It’s been a busy few months here in Lancaster. Since my last PhD diary update I’ve spent a fair amount of my time working on various projects for publication including two book chapters and a paper for Foundation which should appear (I hope) in Spring 2019. I’ve also started on a project to self-publish a novel I wrote several years back, and am looking forward to teaching first year undergraduates in the English department starting in October. Continue reading
I was somewhat surprised this week to see a post on social media announcing that a dog has received a staff ID card at Canterbury Christ Church University (CCCU).
While I have no problem with dogs on campus, or indeed the work of Justice Support Dogs International (JSDI), I do find the fact that a dog should receive a human staff ID card somewhat unsettling.

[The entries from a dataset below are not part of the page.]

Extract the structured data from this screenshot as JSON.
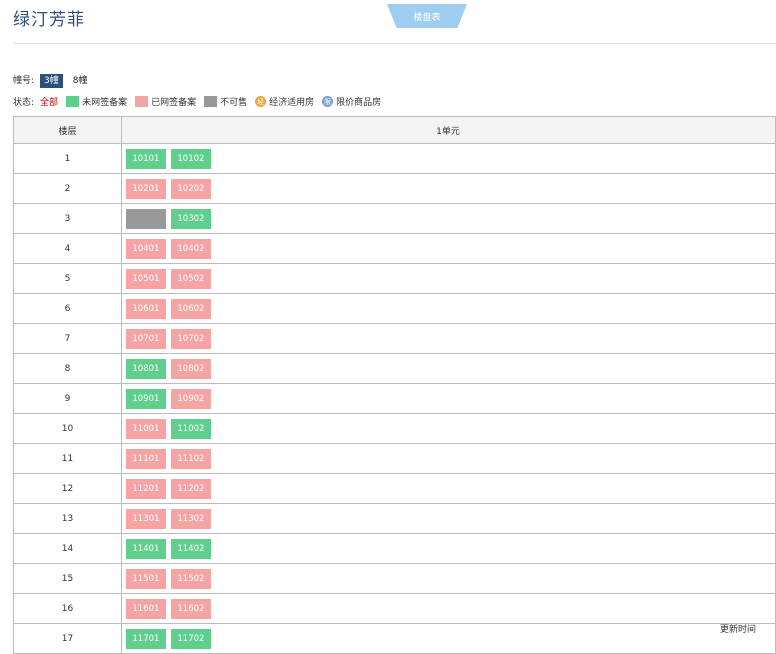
{
  "page": {
    "title": "绿汀芳菲",
    "tab_label": "楼盘表",
    "building_label": "幢号:",
    "buildings": [
      {
        "label": "3幢",
        "active": true
      },
      {
        "label": "8幢",
        "active": false
      }
    ],
    "status_label": "状态:",
    "status_all": "全部",
    "legend": [
      {
        "label": "未网签备案",
        "color": "#5fcf8e",
        "shape": "square"
      },
      {
        "label": "已网签备案",
        "color": "#f5a3a3",
        "shape": "square"
      },
      {
        "label": "不可售",
        "color": "#999999",
        "shape": "square"
      },
      {
        "label": "经济适用房",
        "color": "#f0a040",
        "shape": "circle",
        "glyph": "经"
      },
      {
        "label": "限价商品房",
        "color": "#7a9bd0",
        "shape": "circle",
        "glyph": "限"
      }
    ],
    "table": {
      "col_floor": "楼层",
      "col_unit": "1单元",
      "rows": [
        {
          "floor": "1",
          "rooms": [
            {
              "no": "10101",
              "status": "green"
            },
            {
              "no": "10102",
              "status": "green"
            }
          ]
        },
        {
          "floor": "2",
          "rooms": [
            {
              "no": "10201",
              "status": "pink"
            },
            {
              "no": "10202",
              "status": "pink"
            }
          ]
        },
        {
          "floor": "3",
          "rooms": [
            {
              "no": "",
              "status": "gray"
            },
            {
              "no": "10302",
              "status": "green"
            }
          ]
        },
        {
          "floor": "4",
          "rooms": [
            {
              "no": "10401",
              "status": "pink"
            },
            {
              "no": "10402",
              "status": "pink"
            }
          ]
        },
        {
          "floor": "5",
          "rooms": [
            {
              "no": "10501",
              "status": "pink"
            },
            {
              "no": "10502",
              "status": "pink"
            }
          ]
        },
        {
          "floor": "6",
          "rooms": [
            {
              "no": "10601",
              "status": "pink"
            },
            {
              "no": "10602",
              "status": "pink"
            }
          ]
        },
        {
          "floor": "7",
          "rooms": [
            {
              "no": "10701",
              "status": "pink"
            },
            {
              "no": "10702",
              "status": "pink"
            }
          ]
        },
        {
          "floor": "8",
          "rooms": [
            {
              "no": "10801",
              "status": "green"
            },
            {
              "no": "10802",
              "status": "pink"
            }
          ]
        },
        {
          "floor": "9",
          "rooms": [
            {
              "no": "10901",
              "status": "green"
            },
            {
              "no": "10902",
              "status": "pink"
            }
          ]
        },
        {
          "floor": "10",
          "rooms": [
            {
              "no": "11001",
              "status": "pink"
            },
            {
              "no": "11002",
              "status": "green"
            }
          ]
        },
        {
          "floor": "11",
          "rooms": [
            {
              "no": "11101",
              "status": "pink"
            },
            {
              "no": "11102",
              "status": "pink"
            }
          ]
        },
        {
          "floor": "12",
          "rooms": [
            {
              "no": "11201",
              "status": "pink"
            },
            {
              "no": "11202",
              "status": "pink"
            }
          ]
        },
        {
          "floor": "13",
          "rooms": [
            {
              "no": "11301",
              "status": "pink"
            },
            {
              "no": "11302",
              "status": "pink"
            }
          ]
        },
        {
          "floor": "14",
          "rooms": [
            {
              "no": "11401",
              "status": "green"
            },
            {
              "no": "11402",
              "status": "green"
            }
          ]
        },
        {
          "floor": "15",
          "rooms": [
            {
              "no": "11501",
              "status": "pink"
            },
            {
              "no": "11502",
              "status": "pink"
            }
          ]
        },
        {
          "floor": "16",
          "rooms": [
            {
              "no": "11601",
              "status": "pink"
            },
            {
              "no": "11602",
              "status": "pink"
            }
          ]
        },
        {
          "floor": "17",
          "rooms": [
            {
              "no": "11701",
              "status": "green"
            },
            {
              "no": "11702",
              "status": "green"
            }
          ]
        }
      ]
    },
    "footer_text": "更新时间"
  }
}
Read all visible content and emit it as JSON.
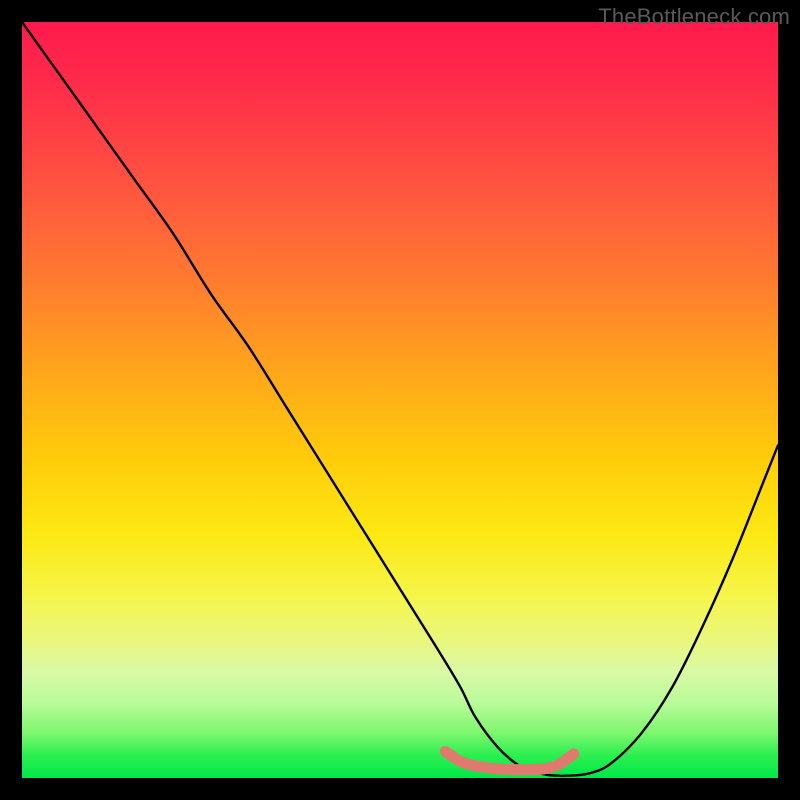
{
  "watermark": "TheBottleneck.com",
  "chart_data": {
    "type": "line",
    "title": "",
    "xlabel": "",
    "ylabel": "",
    "xlim": [
      0,
      100
    ],
    "ylim": [
      0,
      100
    ],
    "grid": false,
    "legend": false,
    "series": [
      {
        "name": "bottleneck-curve",
        "x": [
          0,
          5,
          10,
          15,
          20,
          25,
          30,
          35,
          40,
          45,
          50,
          55,
          58,
          60,
          63,
          66,
          69,
          71,
          72,
          75,
          78,
          82,
          86,
          90,
          94,
          98,
          100
        ],
        "values": [
          100,
          93,
          86,
          79,
          72,
          64,
          57,
          49,
          41,
          33,
          25,
          17,
          12,
          8,
          4,
          1.5,
          0.5,
          0.3,
          0.3,
          0.6,
          2,
          6,
          12,
          20,
          29,
          39,
          44
        ]
      },
      {
        "name": "optimal-range",
        "x": [
          56,
          58,
          60,
          63,
          66,
          69,
          71,
          73
        ],
        "values": [
          3.5,
          2.2,
          1.6,
          1.2,
          1.1,
          1.2,
          1.8,
          3.2
        ]
      }
    ],
    "background_gradient": {
      "top": "#ff1a4d",
      "mid_upper": "#ff7a30",
      "mid": "#ffcd0a",
      "mid_lower": "#f5f54a",
      "bottom": "#00e84a"
    },
    "highlight_color": "#e07a6f",
    "curve_color": "#000000"
  }
}
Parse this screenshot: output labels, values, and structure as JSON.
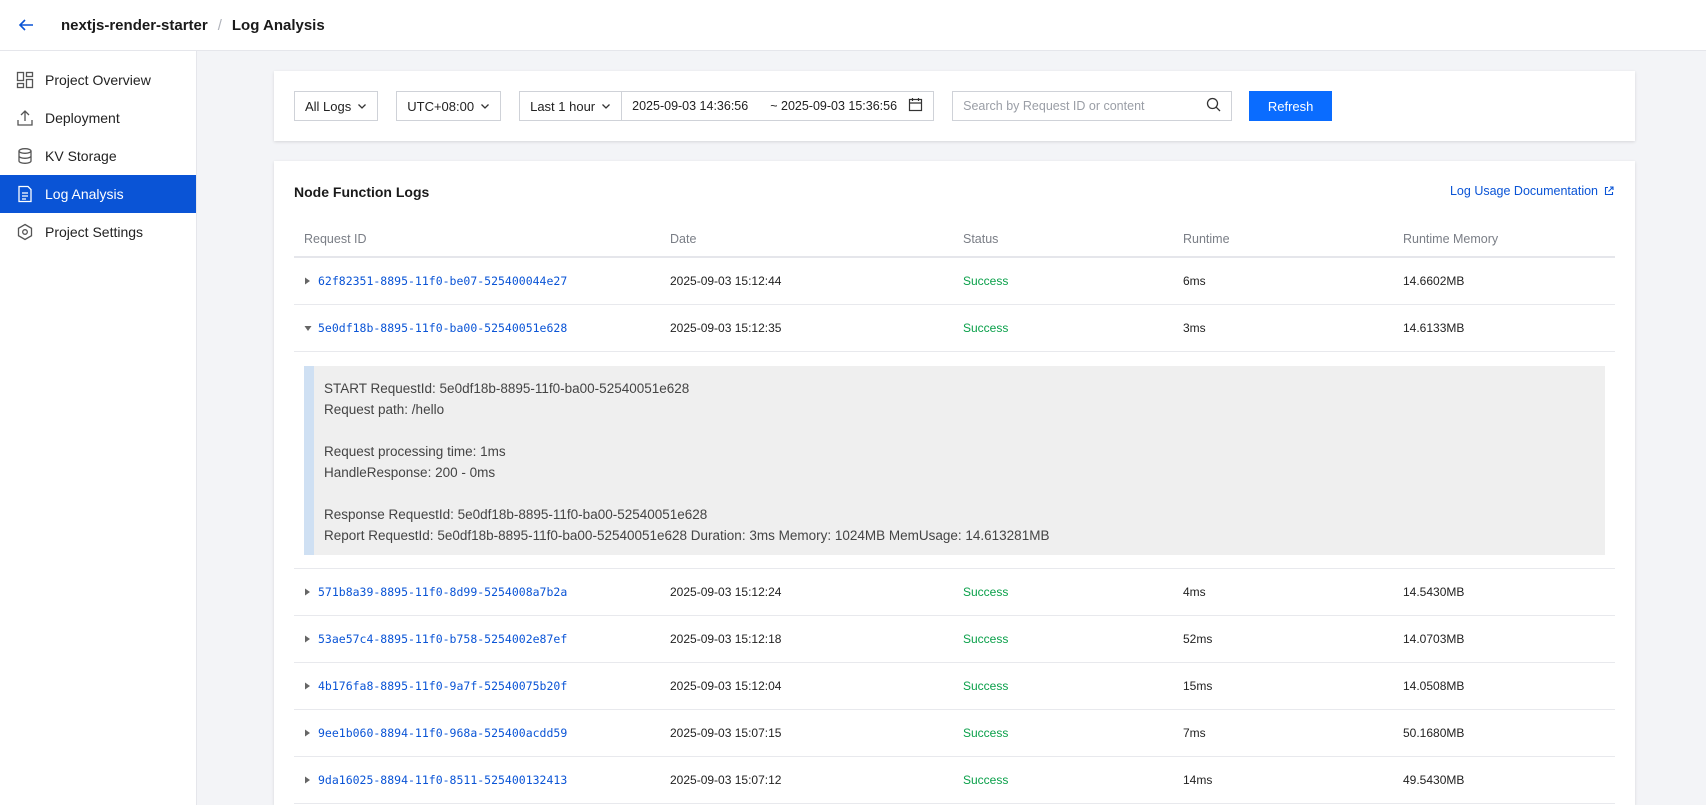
{
  "header": {
    "project": "nextjs-render-starter",
    "separator": "/",
    "page": "Log Analysis"
  },
  "sidebar": {
    "items": [
      {
        "label": "Project Overview",
        "icon": "dashboard-icon",
        "active": false
      },
      {
        "label": "Deployment",
        "icon": "upload-icon",
        "active": false
      },
      {
        "label": "KV Storage",
        "icon": "database-icon",
        "active": false
      },
      {
        "label": "Log Analysis",
        "icon": "document-icon",
        "active": true
      },
      {
        "label": "Project Settings",
        "icon": "settings-icon",
        "active": false
      }
    ]
  },
  "filters": {
    "log_type": "All Logs",
    "timezone": "UTC+08:00",
    "time_range": "Last 1 hour",
    "start": "2025-09-03 14:36:56",
    "end": "~ 2025-09-03 15:36:56",
    "search_placeholder": "Search by Request ID or content",
    "refresh_label": "Refresh"
  },
  "logs": {
    "title": "Node Function Logs",
    "doc_link": "Log Usage Documentation",
    "columns": [
      "Request ID",
      "Date",
      "Status",
      "Runtime",
      "Runtime Memory"
    ],
    "rows": [
      {
        "id": "62f82351-8895-11f0-be07-525400044e27",
        "date": "2025-09-03 15:12:44",
        "status": "Success",
        "runtime": "6ms",
        "memory": "14.6602MB",
        "expanded": false
      },
      {
        "id": "5e0df18b-8895-11f0-ba00-52540051e628",
        "date": "2025-09-03 15:12:35",
        "status": "Success",
        "runtime": "3ms",
        "memory": "14.6133MB",
        "expanded": true
      },
      {
        "id": "571b8a39-8895-11f0-8d99-5254008a7b2a",
        "date": "2025-09-03 15:12:24",
        "status": "Success",
        "runtime": "4ms",
        "memory": "14.5430MB",
        "expanded": false
      },
      {
        "id": "53ae57c4-8895-11f0-b758-5254002e87ef",
        "date": "2025-09-03 15:12:18",
        "status": "Success",
        "runtime": "52ms",
        "memory": "14.0703MB",
        "expanded": false
      },
      {
        "id": "4b176fa8-8895-11f0-9a7f-52540075b20f",
        "date": "2025-09-03 15:12:04",
        "status": "Success",
        "runtime": "15ms",
        "memory": "14.0508MB",
        "expanded": false
      },
      {
        "id": "9ee1b060-8894-11f0-968a-525400acdd59",
        "date": "2025-09-03 15:07:15",
        "status": "Success",
        "runtime": "7ms",
        "memory": "50.1680MB",
        "expanded": false
      },
      {
        "id": "9da16025-8894-11f0-8511-525400132413",
        "date": "2025-09-03 15:07:12",
        "status": "Success",
        "runtime": "14ms",
        "memory": "49.5430MB",
        "expanded": false
      }
    ],
    "detail_lines": [
      "START RequestId: 5e0df18b-8895-11f0-ba00-52540051e628",
      "Request path: /hello",
      "",
      "Request processing time: 1ms",
      "HandleResponse: 200 - 0ms",
      "",
      "Response RequestId: 5e0df18b-8895-11f0-ba00-52540051e628",
      "Report RequestId: 5e0df18b-8895-11f0-ba00-52540051e628 Duration: 3ms Memory: 1024MB MemUsage: 14.613281MB"
    ]
  },
  "colors": {
    "accent": "#0a54d6",
    "button": "#0a6cff",
    "success": "#0aa04a"
  }
}
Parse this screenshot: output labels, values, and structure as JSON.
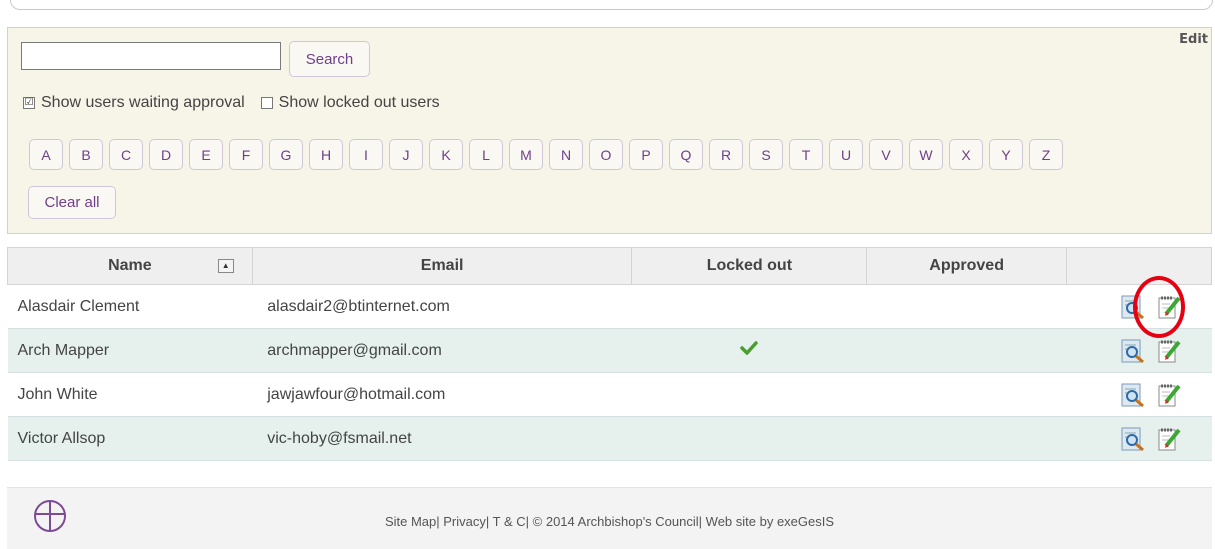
{
  "filter": {
    "edit_label": "Edit",
    "search_placeholder": "",
    "search_button": "Search",
    "show_waiting_label": "Show users waiting approval",
    "show_waiting_checked": true,
    "show_locked_label": "Show locked out users",
    "show_locked_checked": false,
    "letters": [
      "A",
      "B",
      "C",
      "D",
      "E",
      "F",
      "G",
      "H",
      "I",
      "J",
      "K",
      "L",
      "M",
      "N",
      "O",
      "P",
      "Q",
      "R",
      "S",
      "T",
      "U",
      "V",
      "W",
      "X",
      "Y",
      "Z"
    ],
    "clear_all": "Clear all"
  },
  "table": {
    "headers": {
      "name": "Name",
      "email": "Email",
      "locked": "Locked out",
      "approved": "Approved"
    },
    "rows": [
      {
        "name": "Alasdair Clement",
        "email": "alasdair2@btinternet.com",
        "locked": false,
        "approved": false
      },
      {
        "name": "Arch Mapper",
        "email": "archmapper@gmail.com",
        "locked": true,
        "approved": false
      },
      {
        "name": "John White",
        "email": "jawjawfour@hotmail.com",
        "locked": false,
        "approved": false
      },
      {
        "name": "Victor Allsop",
        "email": "vic-hoby@fsmail.net",
        "locked": false,
        "approved": false
      }
    ],
    "icons": {
      "view": "view-details-icon",
      "edit": "edit-user-icon",
      "locked": "checkmark-icon"
    }
  },
  "footer": {
    "site_map": "Site Map",
    "privacy": "Privacy",
    "tc": "T & C",
    "copyright": "© 2014 Archbishop's Council",
    "credit": "Web site by exeGesIS",
    "logo": "church-of-england-logo-icon"
  },
  "colors": {
    "accent": "#6e3f8a",
    "alt_row": "#e6f1ed",
    "panel_bg": "#f7f4e8",
    "highlight": "#e60012"
  }
}
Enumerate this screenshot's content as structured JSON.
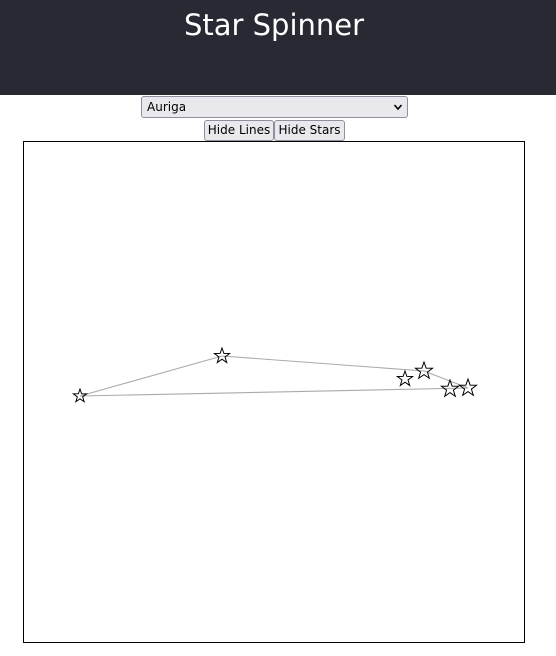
{
  "header": {
    "title": "Star Spinner"
  },
  "constellation_select": {
    "selected": "Auriga",
    "icon": "chevron-down-icon"
  },
  "buttons": {
    "hide_lines": "Hide Lines",
    "hide_stars": "Hide Stars"
  },
  "sky": {
    "constellation": "Auriga",
    "line_color": "#aaaaaa",
    "star_color": "#000000",
    "star_icon": "star-outline-icon"
  }
}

This is because it serves to further enshrine a biopolitical discourse surrounding the human and the animal, and goes to show the power of major institutions to dictate the terms on which we define what constitutes the human and the animal.
While some readers may find the news about Oliver fairly innocuous, or even quite fun, the problem is not the card itself, but what the card represents, and the border for inclusion that places a dog above those not included within the formalised university group. In this case, Oliver the dog has more rights than many human employees at the same institution, even though he is incapable of exercising the same human responsibilities that form a part of the membership contract.
In this way, Oliver the Justice Dog reveals something of the operation of power within the biopolitical state through the very act of his exclusory-inclusion within the category of the human. Continue reading